We’ve already been bombarded with commercials and advertising that urge us to purchase holiday gifts. The ads may feature perfect smiling people in idyllic settings. We can count on there being some sort of holiday background music–perhaps sleigh-bells or a vaguely Christmassy jingle. A touch of sparkle will appear at some place in the commercials. The ads remind us that it is time to spend generously on stuff to give to the people we hold in high regard.
The act of giving is a virtuous one if it is done in the spirit of not expecting something in return. Giving in this manner is easier when the gift is for a child. We see the happy kid who opens her gift with anticipation. The joy is almost overwhelming. Such innocent gift giving is a manifestation of forgetting oneself and making time for other people. Such a scenario is the ideal.
Oftentimes, the reality is less than perfect. The child may have higher expectations about receiving a certain toy or device than we can afford.

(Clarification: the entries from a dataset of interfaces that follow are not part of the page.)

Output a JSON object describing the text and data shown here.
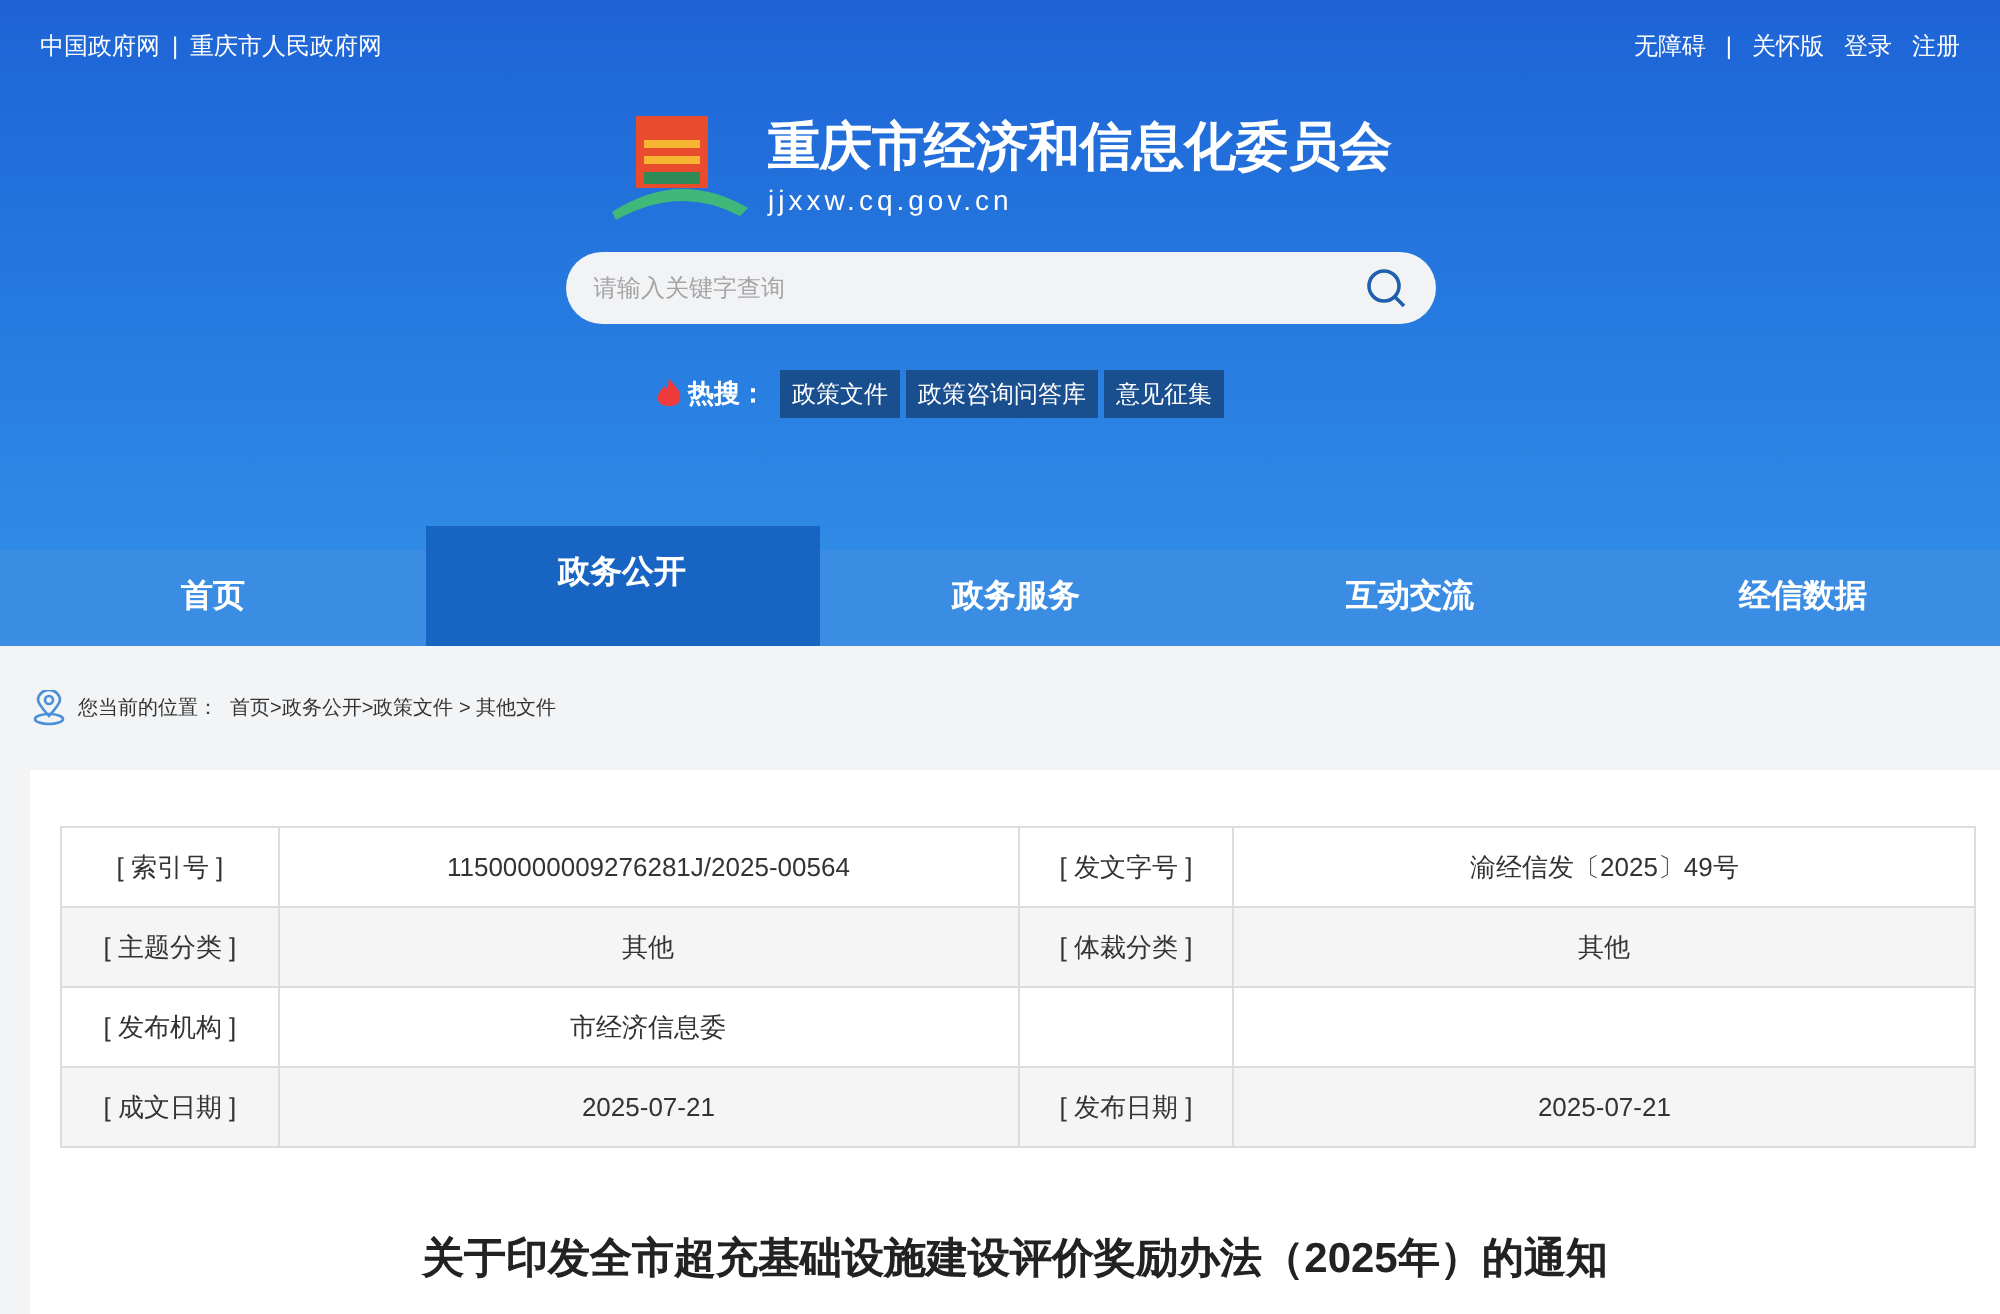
{
  "top_links_left": [
    "中国政府网",
    "重庆市人民政府网"
  ],
  "top_links_right": [
    "无障碍",
    "关怀版",
    "登录",
    "注册"
  ],
  "separator": "|",
  "site": {
    "name": "重庆市经济和信息化委员会",
    "domain": "jjxxw.cq.gov.cn"
  },
  "search": {
    "placeholder": "请输入关键字查询"
  },
  "hot_search": {
    "label": "热搜：",
    "items": [
      "政策文件",
      "政策咨询问答库",
      "意见征集"
    ]
  },
  "nav": [
    {
      "label": "首页",
      "selected": false
    },
    {
      "label": "政务公开",
      "selected": true
    },
    {
      "label": "政务服务",
      "selected": false
    },
    {
      "label": "互动交流",
      "selected": false
    },
    {
      "label": "经信数据",
      "selected": false
    }
  ],
  "breadcrumb": {
    "label": "您当前的位置：",
    "path": "首页>政务公开>政策文件 > 其他文件"
  },
  "info_table": [
    {
      "label_1": "[ 索引号 ]",
      "value_1": "11500000009276281J/2025-00564",
      "label_2": "[ 发文字号 ]",
      "value_2": "渝经信发〔2025〕49号"
    },
    {
      "label_1": "[ 主题分类 ]",
      "value_1": "其他",
      "label_2": "[ 体裁分类 ]",
      "value_2": "其他"
    },
    {
      "label_1": "[ 发布机构 ]",
      "value_1": "市经济信息委"
    },
    {
      "label_1": "[ 成文日期 ]",
      "value_1": "2025-07-21",
      "label_2": "[ 发布日期 ]",
      "value_2": "2025-07-21"
    }
  ],
  "article_title": "关于印发全市超充基础设施建设评价奖励办法（2025年）的通知"
}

Or an adult on our list may interpret a gift as a symbol of how much love we feel towards her or him. There is a lot of entitlement and comparison going on.
So many of us give with a business-like expectation of receiving a gift of comparable or greater monetary value from the other person. It’s all about oneself and how much we can accumulate. There is much disappointment about the material gifts. That’s why the day after Christmas is one of the busiest times of the year for clerks at the return and exchange desks of department stores. It’s so easy to become cynical about the act of gift-giving that we give gift certificates and gift cards. Somewhere along the line society has discarded the meaningful and stresses the acquisition part of the holiday season.
The gift giving and receiving season doesn’t have to be such a sordid affair. We can take a step back to ponder the bonds we have with family, friends, and society. We remember that those bonds are rarely a balanced algebraic equation. Gift giving is not meant to be business transactions with balance sheets and their obligatory debt and debit columns. Did he spend as much on me as I spent on him? If we contribute to our favorite charities, do we expect something back in return?
Our relationships are always in flux because change is the nature of the Universe. Familial and friendship relationships are not always about taking and giving equally. What they are is something more nuanced. The friendship is knowing who will be there for you when you need consolation or help and that you will be there for your friend when he has tough times. The relationship isn’t a tit for tat type of Karma.
Relationships are more or less abstract, spontaneous feelings of mutual generosity. It doesn’t have to be Christmas, Hanukkah, or Kwanzaa to manifest. When we engage empathy and compassion when obtaining gifts for family and friends we remember that every adult was once a child. There remains, an inner child that lingers in the mind. The holidays and birthdays are good times to profoundly address your loved ones’ inner children, just as we would do in the case of actual children.
Every day, not just during the December holidays, we have plenty of opportunities to feel generous, joyful, and playful. What we are doing when we go with these positive emotions is to empower ourselves by enabling others to feel similar emotions. We share something good about ourselves and somehow this causes betterment in our own lives in some way.
The Blue Jay of Happiness ponders something from poet and writer, Robert Louis Stevenson. “You can give without loving, but you can never love without giving.”